[Opening Data under study section]

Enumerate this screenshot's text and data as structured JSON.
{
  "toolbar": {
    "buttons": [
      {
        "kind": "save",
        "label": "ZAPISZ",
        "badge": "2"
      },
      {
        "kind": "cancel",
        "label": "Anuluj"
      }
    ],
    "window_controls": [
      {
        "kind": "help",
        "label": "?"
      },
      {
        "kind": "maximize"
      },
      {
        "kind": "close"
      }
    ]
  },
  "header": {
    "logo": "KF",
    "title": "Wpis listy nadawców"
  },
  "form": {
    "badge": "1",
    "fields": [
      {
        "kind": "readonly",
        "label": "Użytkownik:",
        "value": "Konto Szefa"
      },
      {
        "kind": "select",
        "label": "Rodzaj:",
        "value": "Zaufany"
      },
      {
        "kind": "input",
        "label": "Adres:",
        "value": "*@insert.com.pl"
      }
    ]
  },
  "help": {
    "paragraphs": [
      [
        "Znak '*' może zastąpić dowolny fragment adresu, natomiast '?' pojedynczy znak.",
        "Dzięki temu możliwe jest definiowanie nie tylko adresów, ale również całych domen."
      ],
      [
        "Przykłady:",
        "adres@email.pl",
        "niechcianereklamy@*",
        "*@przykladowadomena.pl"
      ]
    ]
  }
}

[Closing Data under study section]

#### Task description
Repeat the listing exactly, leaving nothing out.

#### Final answer
Enumerate this screenshot's text and data as structured JSON.
{
  "toolbar": {
    "buttons": [
      {
        "kind": "save",
        "label": "ZAPISZ",
        "badge": "2"
      },
      {
        "kind": "cancel",
        "label": "Anuluj"
      }
    ],
    "window_controls": [
      {
        "kind": "help",
        "label": "?"
      },
      {
        "kind": "maximize"
      },
      {
        "kind": "close"
      }
    ]
  },
  "header": {
    "logo": "KF",
    "title": "Wpis listy nadawców"
  },
  "form": {
    "badge": "1",
    "fields": [
      {
        "kind": "readonly",
        "label": "Użytkownik:",
        "value": "Konto Szefa"
      },
      {
        "kind": "select",
        "label": "Rodzaj:",
        "value": "Zaufany"
      },
      {
        "kind": "input",
        "label": "Adres:",
        "value": "*@insert.com.pl"
      }
    ]
  },
  "help": {
    "paragraphs": [
      [
        "Znak '*' może zastąpić dowolny fragment adresu, natomiast '?' pojedynczy znak.",
        "Dzięki temu możliwe jest definiowanie nie tylko adresów, ale również całych domen."
      ],
      [
        "Przykłady:",
        "adres@email.pl",
        "niechcianereklamy@*",
        "*@przykladowadomena.pl"
      ]
    ]
  }
}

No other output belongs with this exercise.